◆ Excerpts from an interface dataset
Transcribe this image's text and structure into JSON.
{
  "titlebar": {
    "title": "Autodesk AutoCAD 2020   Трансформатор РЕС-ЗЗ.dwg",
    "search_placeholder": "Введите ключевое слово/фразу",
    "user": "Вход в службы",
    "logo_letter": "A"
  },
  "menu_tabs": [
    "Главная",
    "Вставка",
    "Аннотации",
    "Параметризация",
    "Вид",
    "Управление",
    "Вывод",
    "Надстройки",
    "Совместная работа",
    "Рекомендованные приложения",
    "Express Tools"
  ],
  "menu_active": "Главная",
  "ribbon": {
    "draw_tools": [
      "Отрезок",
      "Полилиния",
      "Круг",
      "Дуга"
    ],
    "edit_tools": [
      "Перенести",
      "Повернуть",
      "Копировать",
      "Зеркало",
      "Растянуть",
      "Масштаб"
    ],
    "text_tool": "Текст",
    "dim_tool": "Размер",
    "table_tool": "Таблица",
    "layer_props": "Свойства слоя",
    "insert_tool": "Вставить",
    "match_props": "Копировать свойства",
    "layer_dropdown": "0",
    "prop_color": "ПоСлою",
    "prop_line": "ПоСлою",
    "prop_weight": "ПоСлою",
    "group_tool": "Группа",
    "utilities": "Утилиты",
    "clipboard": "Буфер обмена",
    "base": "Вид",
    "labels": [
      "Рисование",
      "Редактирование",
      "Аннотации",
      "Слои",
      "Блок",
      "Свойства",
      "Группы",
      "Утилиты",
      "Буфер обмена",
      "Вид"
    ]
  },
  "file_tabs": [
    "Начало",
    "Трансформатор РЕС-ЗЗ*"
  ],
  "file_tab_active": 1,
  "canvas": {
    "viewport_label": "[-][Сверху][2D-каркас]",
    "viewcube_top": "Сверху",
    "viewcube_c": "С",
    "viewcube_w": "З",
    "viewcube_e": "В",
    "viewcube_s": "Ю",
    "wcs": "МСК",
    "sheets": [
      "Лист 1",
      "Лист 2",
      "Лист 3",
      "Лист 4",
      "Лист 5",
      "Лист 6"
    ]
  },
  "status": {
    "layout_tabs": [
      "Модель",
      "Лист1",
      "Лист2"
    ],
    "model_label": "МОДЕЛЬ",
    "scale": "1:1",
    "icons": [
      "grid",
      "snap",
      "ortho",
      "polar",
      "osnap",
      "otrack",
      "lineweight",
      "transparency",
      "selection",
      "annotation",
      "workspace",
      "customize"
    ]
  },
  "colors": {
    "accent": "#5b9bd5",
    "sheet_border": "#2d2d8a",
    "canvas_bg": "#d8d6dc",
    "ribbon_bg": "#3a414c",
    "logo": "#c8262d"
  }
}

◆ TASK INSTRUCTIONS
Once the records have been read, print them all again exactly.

◆ TASK SOLUTION
Transcribe this image's text and structure into JSON.
{
  "titlebar": {
    "title": "Autodesk AutoCAD 2020   Трансформатор РЕС-ЗЗ.dwg",
    "search_placeholder": "Введите ключевое слово/фразу",
    "user": "Вход в службы",
    "logo_letter": "A"
  },
  "menu_tabs": [
    "Главная",
    "Вставка",
    "Аннотации",
    "Параметризация",
    "Вид",
    "Управление",
    "Вывод",
    "Надстройки",
    "Совместная работа",
    "Рекомендованные приложения",
    "Express Tools"
  ],
  "menu_active": "Главная",
  "ribbon": {
    "draw_tools": [
      "Отрезок",
      "Полилиния",
      "Круг",
      "Дуга"
    ],
    "edit_tools": [
      "Перенести",
      "Повернуть",
      "Копировать",
      "Зеркало",
      "Растянуть",
      "Масштаб"
    ],
    "text_tool": "Текст",
    "dim_tool": "Размер",
    "table_tool": "Таблица",
    "layer_props": "Свойства слоя",
    "insert_tool": "Вставить",
    "match_props": "Копировать свойства",
    "layer_dropdown": "0",
    "prop_color": "ПоСлою",
    "prop_line": "ПоСлою",
    "prop_weight": "ПоСлою",
    "group_tool": "Группа",
    "utilities": "Утилиты",
    "clipboard": "Буфер обмена",
    "base": "Вид",
    "labels": [
      "Рисование",
      "Редактирование",
      "Аннотации",
      "Слои",
      "Блок",
      "Свойства",
      "Группы",
      "Утилиты",
      "Буфер обмена",
      "Вид"
    ]
  },
  "file_tabs": [
    "Начало",
    "Трансформатор РЕС-ЗЗ*"
  ],
  "file_tab_active": 1,
  "canvas": {
    "viewport_label": "[-][Сверху][2D-каркас]",
    "viewcube_top": "Сверху",
    "viewcube_c": "С",
    "viewcube_w": "З",
    "viewcube_e": "В",
    "viewcube_s": "Ю",
    "wcs": "МСК",
    "sheets": [
      "Лист 1",
      "Лист 2",
      "Лист 3",
      "Лист 4",
      "Лист 5",
      "Лист 6"
    ]
  },
  "status": {
    "layout_tabs": [
      "Модель",
      "Лист1",
      "Лист2"
    ],
    "model_label": "МОДЕЛЬ",
    "scale": "1:1",
    "icons": [
      "grid",
      "snap",
      "ortho",
      "polar",
      "osnap",
      "otrack",
      "lineweight",
      "transparency",
      "selection",
      "annotation",
      "workspace",
      "customize"
    ]
  },
  "colors": {
    "accent": "#5b9bd5",
    "sheet_border": "#2d2d8a",
    "canvas_bg": "#d8d6dc",
    "ribbon_bg": "#3a414c",
    "logo": "#c8262d"
  }
}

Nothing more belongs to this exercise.